Tag Archives: Sandra Orchard

Doesn’t take Talent …

2008, I was a buzz-eyed new teen with my first writing victory — third place in The Word Guild’s novice writer competition; my name in the newspaper and this crazy euphoria that in a year I’d be autographing a bestseller, already optioned by New Line to postlude The Lord of the Rings blockbusters.

Simultaneously, then-unpublished mom (Sandra Orchard), was attending The Word Guild’s conference spending my victory winnings on “write-better” books (for me of course), and doing what writers actually do to produce viable works — develop their craft.

Mom (Sandra Orchard), and bestseller, Ted Dekker, at The Word Guild's conference
Mom (Sandra Orchard), and bestseller, Ted Dekker, at The Word Guild’s conference

7 years later, it’s now registration time for The Word Guild’s annual conference. Mom, now a multi-published and multi-award winning author, is in the speaker lineup teaching Fiction Basics 101. And I’m where she was 7 years back — drilling through the “rough” drafts of a hopeful novel, attending conferences, picking wisdom from seasoned writers, and doing what all writers (bestsellers and novices) must never stop doing  — honing their craft.

So get to it. Open up those writing technique books. Read much fiction. Attend conferences like The Word Guild‘s or others. Write. Write. Write.

It doesn’t take talent to be a good writer, it takes understanding of what is good writing.

 

What Makes a Villain Powerful?

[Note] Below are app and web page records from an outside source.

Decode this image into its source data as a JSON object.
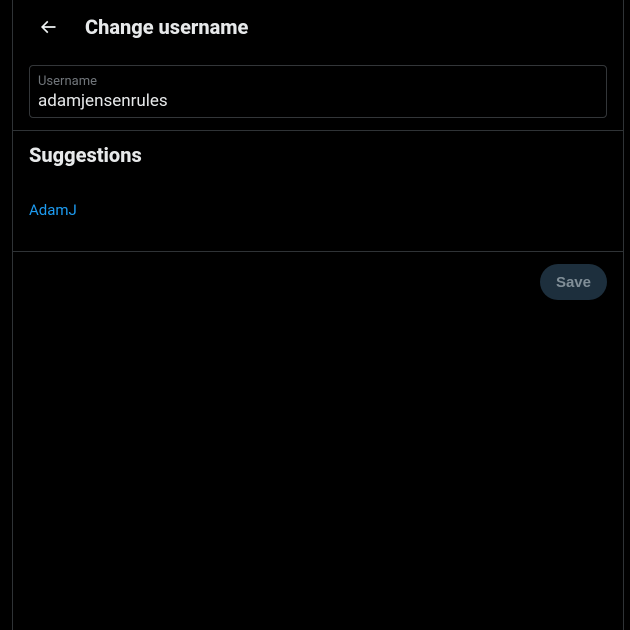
{
  "header": {
    "title": "Change username"
  },
  "username": {
    "label": "Username",
    "value": "adamjensenrules"
  },
  "suggestions": {
    "title": "Suggestions",
    "items": [
      {
        "label": "AdamJ"
      }
    ]
  },
  "actions": {
    "save_label": "Save"
  }
}
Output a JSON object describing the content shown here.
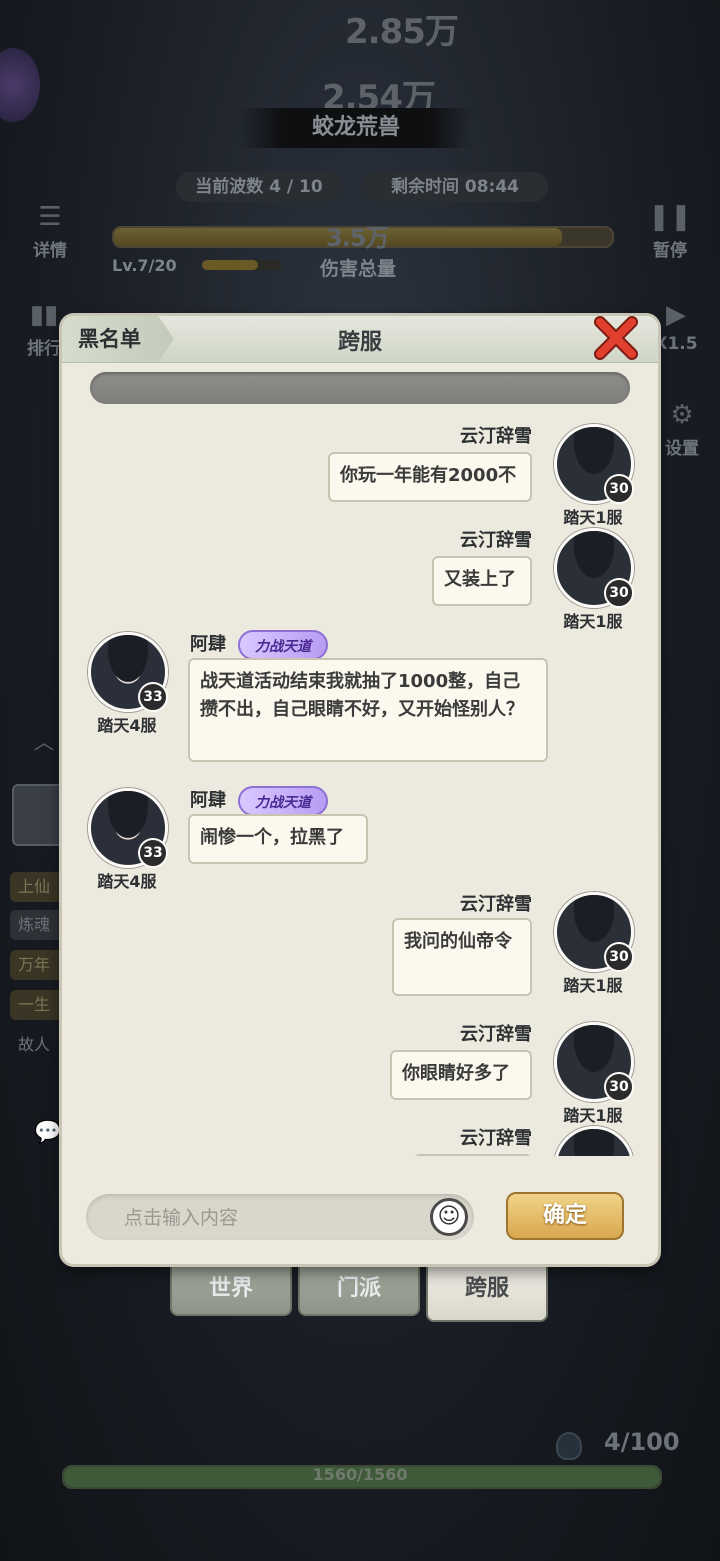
{
  "hud": {
    "val_top": "2.85万",
    "val_mid": "2.54万",
    "boss_name": "蛟龙荒兽",
    "wave": "当前波数 4 / 10",
    "remaining": "剩余时间 08:44",
    "val_damage": "3.5万",
    "level": "Lv.7/20",
    "damage_label": "伤害总量",
    "details_label": "详情",
    "pause_label": "暂停",
    "rank_label": "排行",
    "speed_label": "X1.5",
    "setting_label": "设置",
    "wave_progress": 0.9,
    "level_progress": 0.7,
    "side_tags": [
      "上仙",
      "炼魂",
      "万年",
      "一生",
      "故人"
    ],
    "unit_count": "4/100",
    "hp_text": "1560/1560",
    "hp_progress": 1.0
  },
  "modal": {
    "blacklist_label": "黑名单",
    "title": "跨服",
    "input_placeholder": "点击输入内容",
    "confirm_label": "确定"
  },
  "messages": [
    {
      "side": "right",
      "sender": "云汀辞雪",
      "server": "踏天1服",
      "level": "30",
      "text": "你玩一年能有2000不"
    },
    {
      "side": "right",
      "sender": "云汀辞雪",
      "server": "踏天1服",
      "level": "30",
      "text": "又装上了"
    },
    {
      "side": "left",
      "sender": "阿肆",
      "server": "踏天4服",
      "level": "33",
      "badge": "力战天道",
      "text": "战天道活动结束我就抽了1000整，自己攒不出，自己眼睛不好，又开始怪别人？"
    },
    {
      "side": "left",
      "sender": "阿肆",
      "server": "踏天4服",
      "level": "33",
      "badge": "力战天道",
      "text": "闹惨一个，拉黑了"
    },
    {
      "side": "right",
      "sender": "云汀辞雪",
      "server": "踏天1服",
      "level": "30",
      "text": "我问的仙帝令"
    },
    {
      "side": "right",
      "sender": "云汀辞雪",
      "server": "踏天1服",
      "level": "30",
      "text": "你眼睛好多了"
    },
    {
      "side": "right",
      "sender": "云汀辞雪",
      "server": "",
      "level": "",
      "text": ""
    }
  ],
  "tabs": [
    {
      "label": "世界"
    },
    {
      "label": "门派"
    },
    {
      "label": "跨服"
    }
  ]
}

POST BY J.L. ORCHARD, ORIGINALLY PUBLISHED ON AUTHOR, SANDRA ORCHARD‘S BLOG, NOVEMBER 26, 2012

A powerful villain is the one you hope will survive.

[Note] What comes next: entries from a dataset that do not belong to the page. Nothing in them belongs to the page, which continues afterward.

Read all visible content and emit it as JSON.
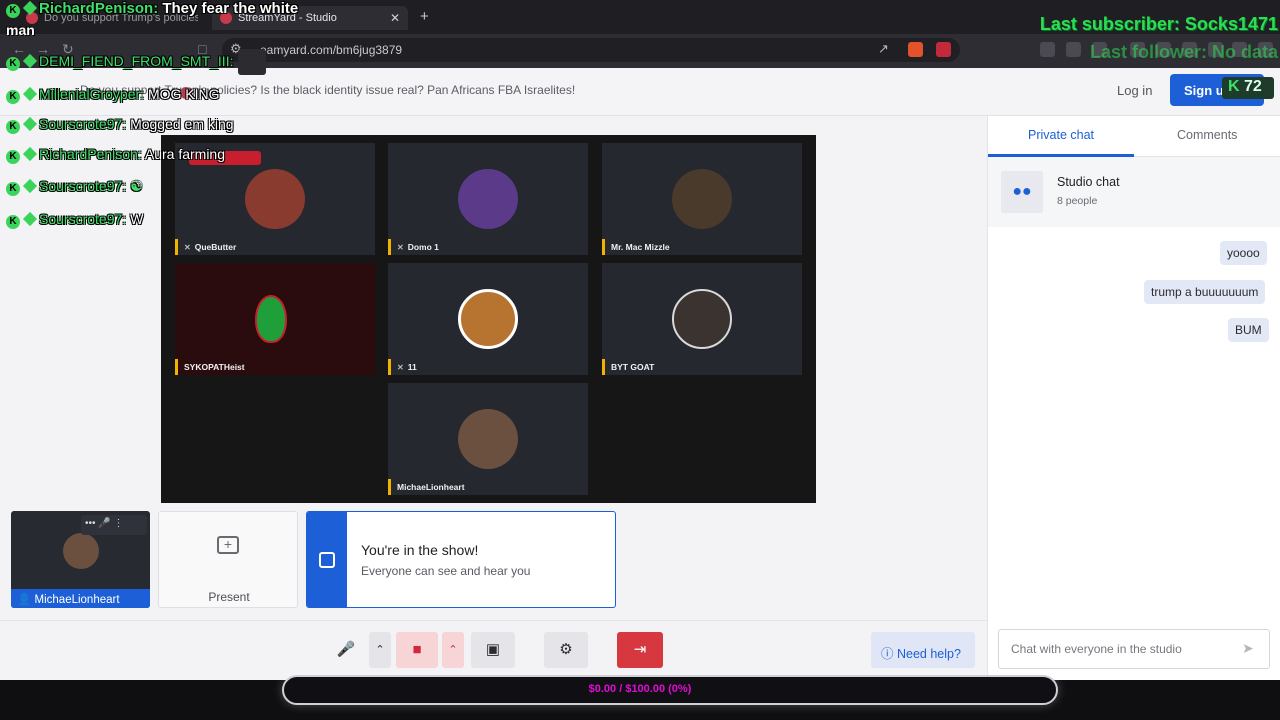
{
  "browser": {
    "tabs": [
      {
        "label": "Do you support Trump's policies? B"
      },
      {
        "label": "StreamYard - Studio",
        "close": "✕"
      }
    ],
    "new_tab": "+",
    "url": "eamyard.com/bm6jug3879"
  },
  "header": {
    "title": "Do you support Trump's policies? Is the black identity issue real? Pan Africans FBA Israelites!",
    "login": "Log in",
    "signup": "Sign up free"
  },
  "stage": {
    "tiles": [
      {
        "name": "QueButter",
        "muted": true,
        "color": "#8a3b30"
      },
      {
        "name": "Domo 1",
        "muted": true,
        "color": "#5b3a8a"
      },
      {
        "name": "Mr. Mac Mizzle",
        "muted": false,
        "color": "#4a3a2c"
      },
      {
        "name": "SYKOPATHeist",
        "muted": false,
        "color": "#1f9f3a"
      },
      {
        "name": "11",
        "muted": true,
        "color": "#b77430"
      },
      {
        "name": "BYT GOAT",
        "muted": false,
        "color": "#3a3330"
      },
      {
        "name": "MichaeLionheart",
        "muted": false,
        "color": "#6b5040"
      }
    ]
  },
  "camera": {
    "name": "MichaeLionheart"
  },
  "present": {
    "label": "Present"
  },
  "inshow": {
    "title": "You're in the show!",
    "subtitle": "Everyone can see and hear you"
  },
  "toolbar": {
    "help": "Need help?"
  },
  "panel": {
    "tabs": [
      "Private chat",
      "Comments"
    ],
    "studio_chat": {
      "title": "Studio chat",
      "people": "8 people"
    },
    "messages": [
      "yoooo",
      "trump a buuuuuuum",
      "BUM"
    ],
    "input_placeholder": "Chat with everyone in the studio"
  },
  "donation": {
    "text": "$0.00 / $100.00 (0%)"
  },
  "overlay": {
    "chat": [
      {
        "user": "RichardPenison:",
        "text": "They fear the white"
      },
      {
        "user": "DEMI_FIEND_FROM_SMT_III:",
        "text": ""
      },
      {
        "user": "MillenialGroyper:",
        "text": "MOG KING"
      },
      {
        "user": "Sourscrote97:",
        "text": "Mogged em king"
      },
      {
        "user": "RichardPenison:",
        "text": "Aura farming"
      },
      {
        "user": "Sourscrote97:",
        "text": ""
      },
      {
        "user": "Sourscrote97:",
        "text": "W"
      }
    ],
    "continuation": "man",
    "last_subscriber": "Last subscriber: Socks1471",
    "last_follower": "Last follower: No data",
    "count": "72"
  },
  "colors": {
    "accent": "#1c5fd6",
    "end_button": "#d7373e",
    "overlay_green": "#3fe06a",
    "donation_text": "#e10bd4"
  }
}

Part way through “Snow White and the Huntsman” we discover the back-story of the evil Queen and why she is the way she is.

Watching it, my brother scoffed, “Great, now they’re going to make us feel sorry for her.”

Which got me thinking…

Why should we feel empathy for the villain? Shouldn’t villains be dark, ultra-evil beings, incapable of being loved? Shouldn’t they be the epitome of everything we hate? Wouldn’t that be more formidable for us and our characters than a sympathetic villain?

But think about it. Why do we root for our hero? Why do we want him to win?

We love the hero because he’s sympathetic. We follow him because he faces great trials.

So what happens when your villain is sympathetic?

Suddenly it’s harder for your hero to do the morally right thing and defeat them. Suddenly both you and your hero are, so to speak, torn.

The most compelling stories are the ones with high costs. What if your hero doesn’t really want to destroy the villain but knows he must in order to save the world?

Does a sympathetic villain draw attention away from your hero?

I suppose, if not handled carefully, you could turn your antagonist into the star of the show, but if done right they become a more formidable enemy to your hero. The hero sees part of him/herself in the villain. Your hero sees what they could become and it terrifies them but it also makes them want to believe there is hope for the villain because they need to believe there would be hope for themselves in the same situation. (A compelling example is Frodo and Gollum’s relationship in The Lord of the Rings).

Your hero’s moral compass is his strongest weapon.

Make him question his own morals in defeating the villain, and your villain will have immense power over him.

Innately we know the villain must go. But because a little bit of our heart wants them to survive, the cost will be high.

Do you want to make your villain unbearably hard to defeat? Make a small part of us root for him.